Unlike yesterday, the 3rd started off wet with Southerly F7-8 winds which decreased as the day progressed and by lunchtime the rain had died out.
Yesterday's flock of Redwing and Starling had increased to (40+) and (100+) respectively.
Just after 9 a.m. there was a sudden burst of noise coming from the garden. Looking out of the window all the bushes had turned black when a flock of Starling (300+) dropped in.
At lunchtime I was scanning the Redwing/Starling flock and spotted Curlew (2). Mid-afternoon saw a single Hooded Crow venture into the garden.
The 4th was a cooler day with the wind round to the NW F4-5, at least it was dry with sunny intervals.
The mobile flock in the field around the cottage was still present, with a peak count of Redwing (50+), Starling (30+), Blackbird (6) and Fieldfare (2).
The 5th saw the wind backing round to the South and increasing throughout the day to F8. The day started dry but more rain moved in by the evening. At first light a flock of Greylag Goose (14) were in the field on the right of the track going up to the trig point. Just before lunch something spooked the Redwings on the field around the cottage which resulted in (200+) rushing for cover in the fuchsia bushes in the garden.
Late morning there were reports of a Black-throated Diver, a Little Auk and a Puffin all out in Echnaloch Bay.
On the 6th I was feeling a bit better so ventured out of the cottage and headed into the office in Kirkwall. Unfortunately it was dark when I went out and dark when I came home so didn't get a chance to see what was on Echna Loch or out in the bay. The wind had veered back round to the West and was now F9. That made the crossing over the barriers interesting, and not long after they were closed until early afternoon.

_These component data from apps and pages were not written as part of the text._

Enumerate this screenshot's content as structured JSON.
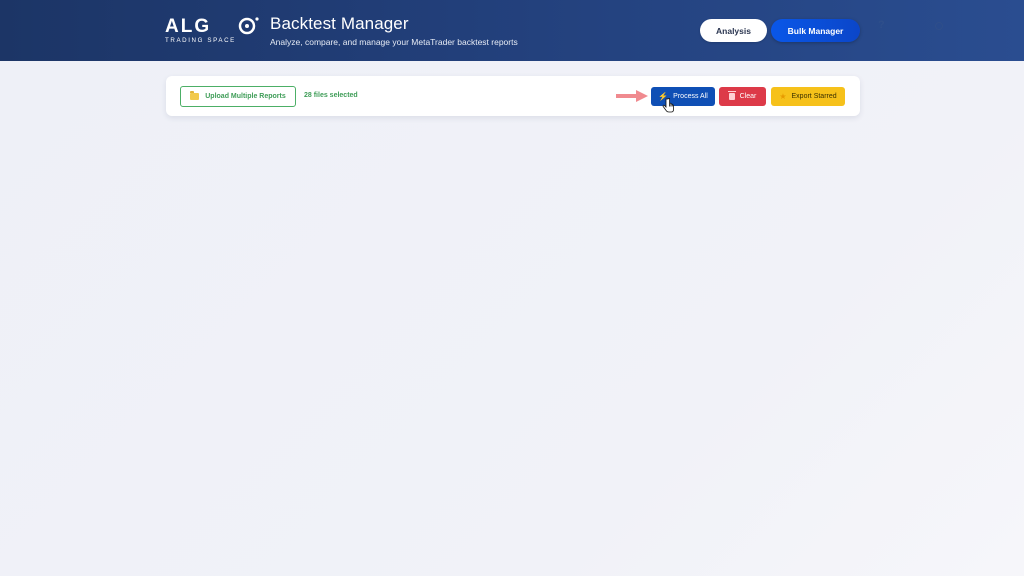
{
  "header": {
    "logo_text": "ALGO TRADING SPACE",
    "title": "Backtest Manager",
    "subtitle": "Analyze, compare, and manage your MetaTrader backtest reports",
    "nav": {
      "analysis_label": "Analysis",
      "bulk_manager_label": "Bulk Manager"
    }
  },
  "toolbar": {
    "upload_label": "Upload Multiple Reports",
    "upload_icon": "folder-icon",
    "files_selected": "28 files selected",
    "process_label": "Process All",
    "process_icon": "bolt-icon",
    "clear_label": "Clear",
    "clear_icon": "trash-icon",
    "export_label": "Export Starred",
    "export_icon": "star-icon"
  },
  "colors": {
    "header_bg": "#223f7a",
    "accent_blue": "#0a57e8",
    "process_blue": "#0f4fb5",
    "success_green": "#3f9d58",
    "danger_red": "#dd3a48",
    "warning_yellow": "#f6c11a",
    "arrow_pink": "#f08a8f"
  }
}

The wind was back round to the South on the 7th and had dropped right down to F3 although it strengthen again later in the day back up to F6. The usual flock was in the field around the cottage for most of the day, although there appeared to be less Redwing (30+) but more Fieldfare (11), also Blackbird (3) and Starling (80+). In the garden there were Redwing (10), Fieldfare (1), Blackbird (5), Starling (27), House Sparrow (20+) and Greenfinch (4).

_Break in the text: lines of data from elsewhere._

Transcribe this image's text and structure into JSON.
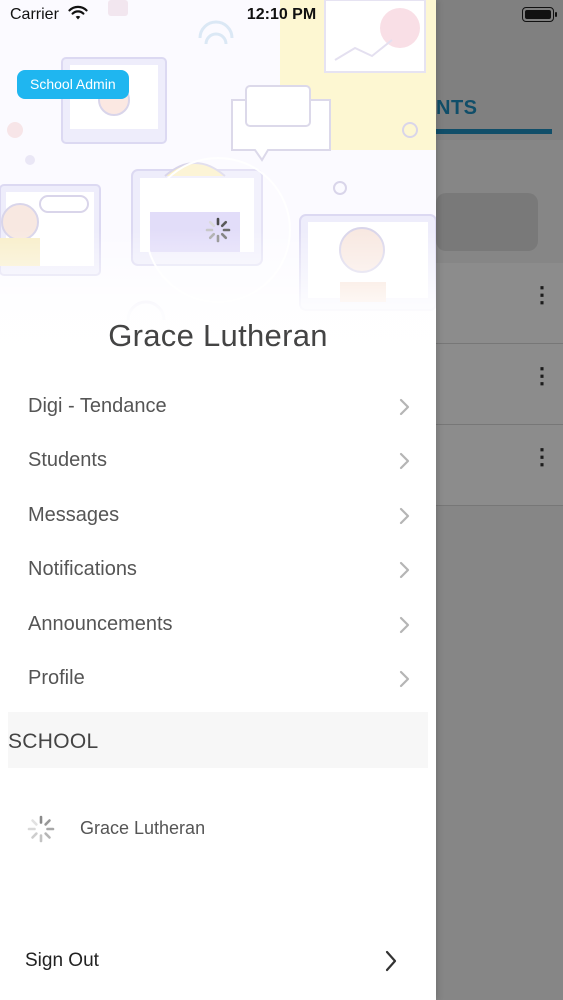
{
  "status_bar": {
    "carrier": "Carrier",
    "time": "12:10 PM",
    "wifi_icon": "wifi-icon",
    "battery_icon": "battery-icon"
  },
  "background": {
    "tab_label": "NTS",
    "row_menu_icon": "more-vertical-icon",
    "row_menu_glyph": "⋮"
  },
  "drawer": {
    "role_badge": "School Admin",
    "user_name": "Grace Lutheran",
    "avatar_icon": "loading-spinner-icon",
    "menu": [
      {
        "label": "Digi - Tendance",
        "icon": "chevron-right-icon"
      },
      {
        "label": "Students",
        "icon": "chevron-right-icon"
      },
      {
        "label": "Messages",
        "icon": "chevron-right-icon"
      },
      {
        "label": "Notifications",
        "icon": "chevron-right-icon"
      },
      {
        "label": "Announcements",
        "icon": "chevron-right-icon"
      },
      {
        "label": "Profile",
        "icon": "chevron-right-icon"
      }
    ],
    "section_title": "SCHOOL",
    "school": {
      "name": "Grace Lutheran",
      "icon": "loading-spinner-icon"
    },
    "sign_out": {
      "label": "Sign Out",
      "icon": "chevron-right-icon"
    }
  },
  "colors": {
    "badge": "#1fb6f0",
    "accent_blue": "#1e8fbf",
    "text_primary": "#444444",
    "text_menu": "#555555",
    "chevron": "#b5b5b5",
    "dim_overlay": "rgba(0,0,0,0.45)"
  }
}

There was a report of a White-billed Diver in Echnaloch Bay and my friend Barrie saw Snow Bunting (10) on the beach at the Burray end of Barrier 4.
On the 8th I was sitting in the sun porch with a brew when I saw a Sparrowhawk fly across the paddock and up onto the top of the Hydro pole. It sat there briefly before dropping down into the field on the far side of the paddock, where it appear to catch something which it then tried to carry off. Unfortunately it was struggling in the gale force winds and dropped back into the field out of view. Then in a fuchsia bush in front of the sun porch a Dunnock appeared and worked its way through the bush.
The usual flock of Redwings (80+) were in the field around the cottage throughout the day but I didn't spot any Fieldfares today.
No observations on the 9th as I was in the Stromness office, so it was dark when I left and returned to the cottage.
Working from home on the 10th and the most obvious thing throughout the day was the apparent lack of birds. The flock of Redwings in the field around the cottage had disappeared with only (3) being seen. There was the occasional group of two or three briefly stopping in the fuchsia bushes in the garden as they passed through. Perhaps the knew there was a big storm approaching and they had moved on. The SSE wind veered round to the West and was gathering strength throughout the day with the forecast predicting F10-11 by midnight. The rain arrived around midday and persisted into the evening. The garden was very quiet too, with only a single Greenfinch, House Sparrow (8) and Rock Dove (10) being the main visitors. There was a brief visit by a Jackdaw who was pecking at some of the seed by the ground trap.